When I was trying cases in the Marine Corps, jurors were allowed to ask questions. It was a simple process. After the lawyers completed their examinations of a witness, the judge would invite the jurors to write down any questions they had for the witness. The questions were reviewed by the lawyers and submitted to the court. If the lawyers had an objection to a question, they raised that objection at a side bar conference outside the hearing of the jury. The judge ruled on whether those questions should be asked just as he would rule on whether a question was proper by a lawyer.

The process allowed the jury to be better informed and also allowed them to make their decision based more likely on the facts they learned from the testimony under oath as opposed to conjecture. Having them ask question also makes the jurors more involved in the trial.

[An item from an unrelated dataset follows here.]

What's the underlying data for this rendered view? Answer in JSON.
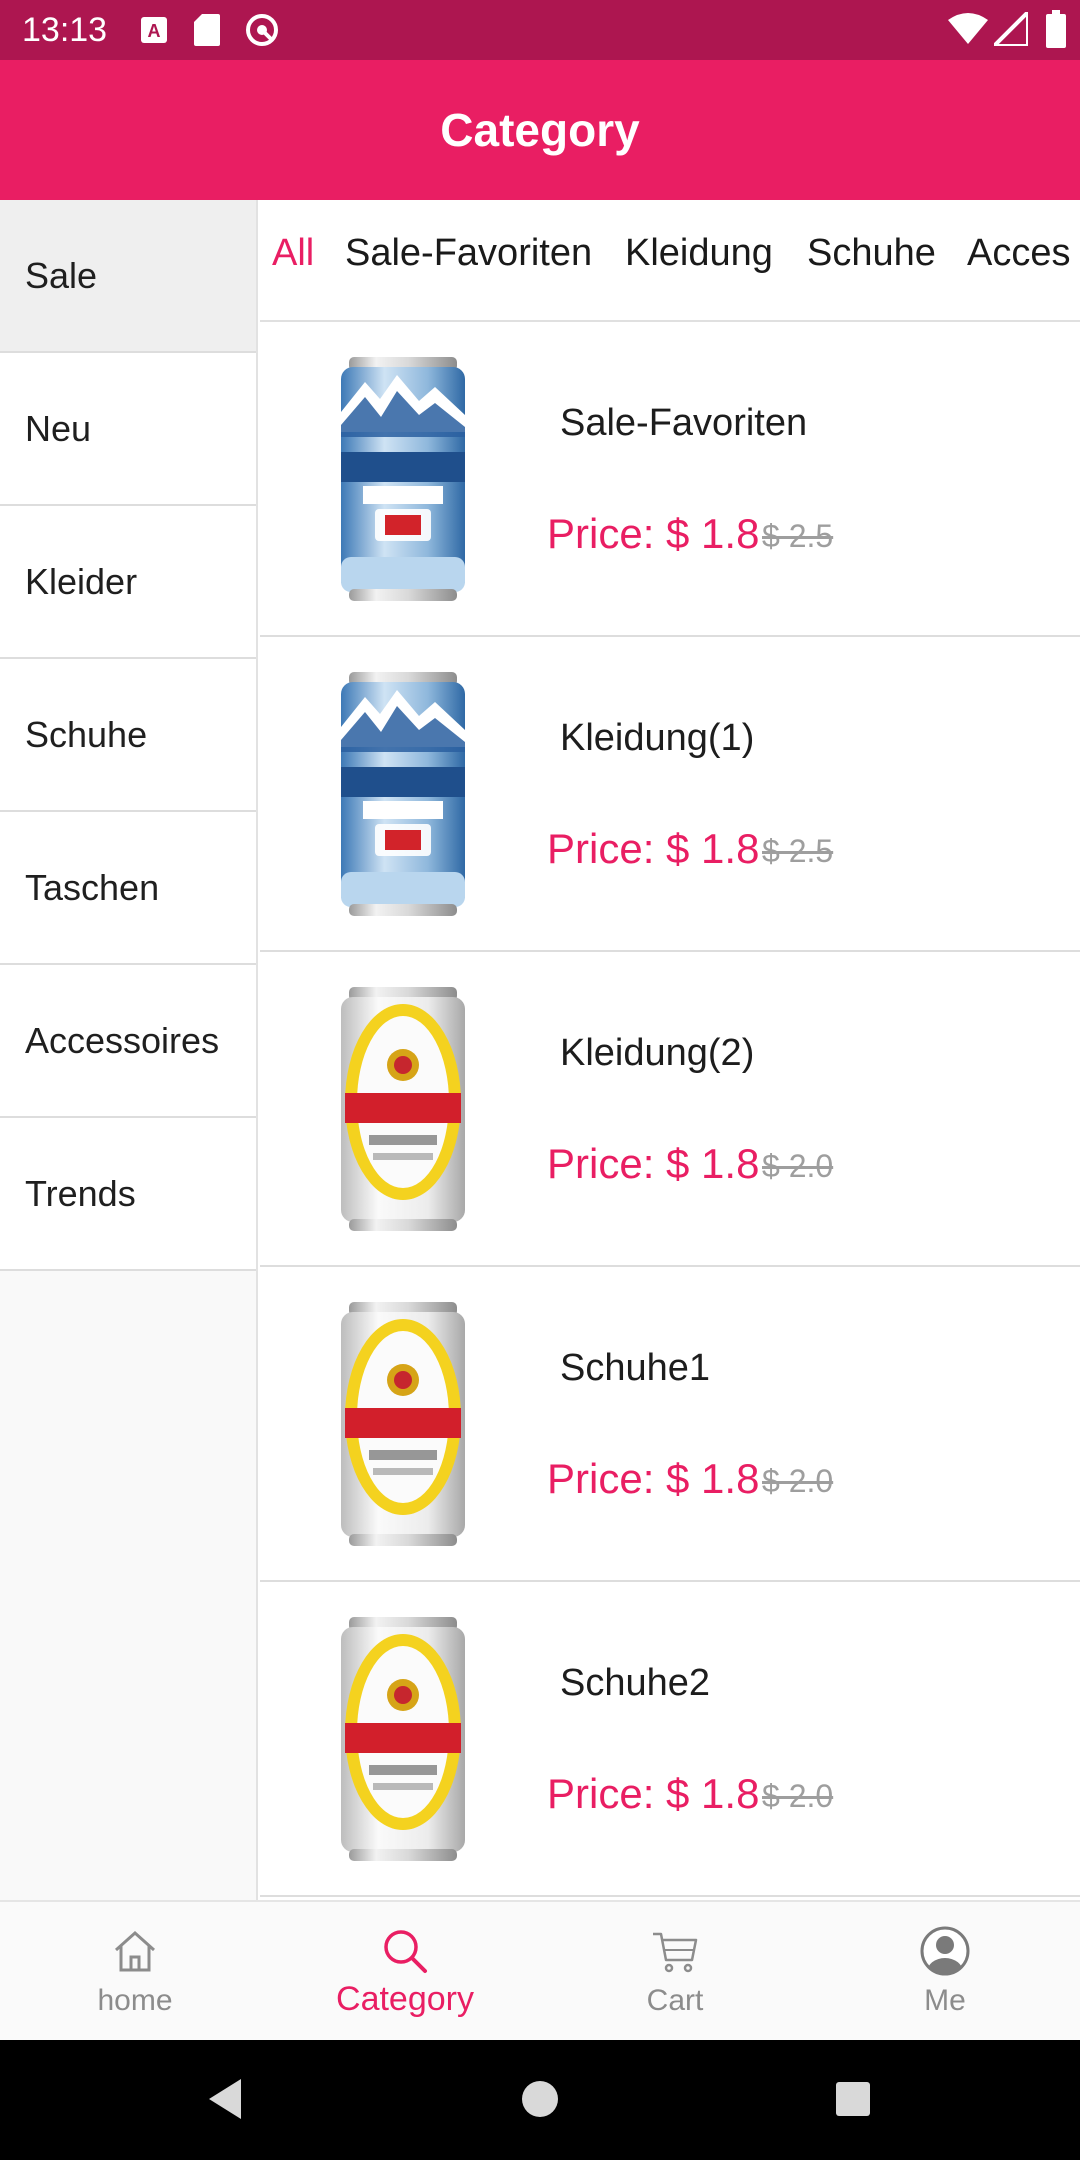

Changing the way trials are run is difficult for lawyers. They want to be in control. However, since the jury is the one that is going to make the decision, why not let them clarify issues they have with the case?

-Billy Cunningham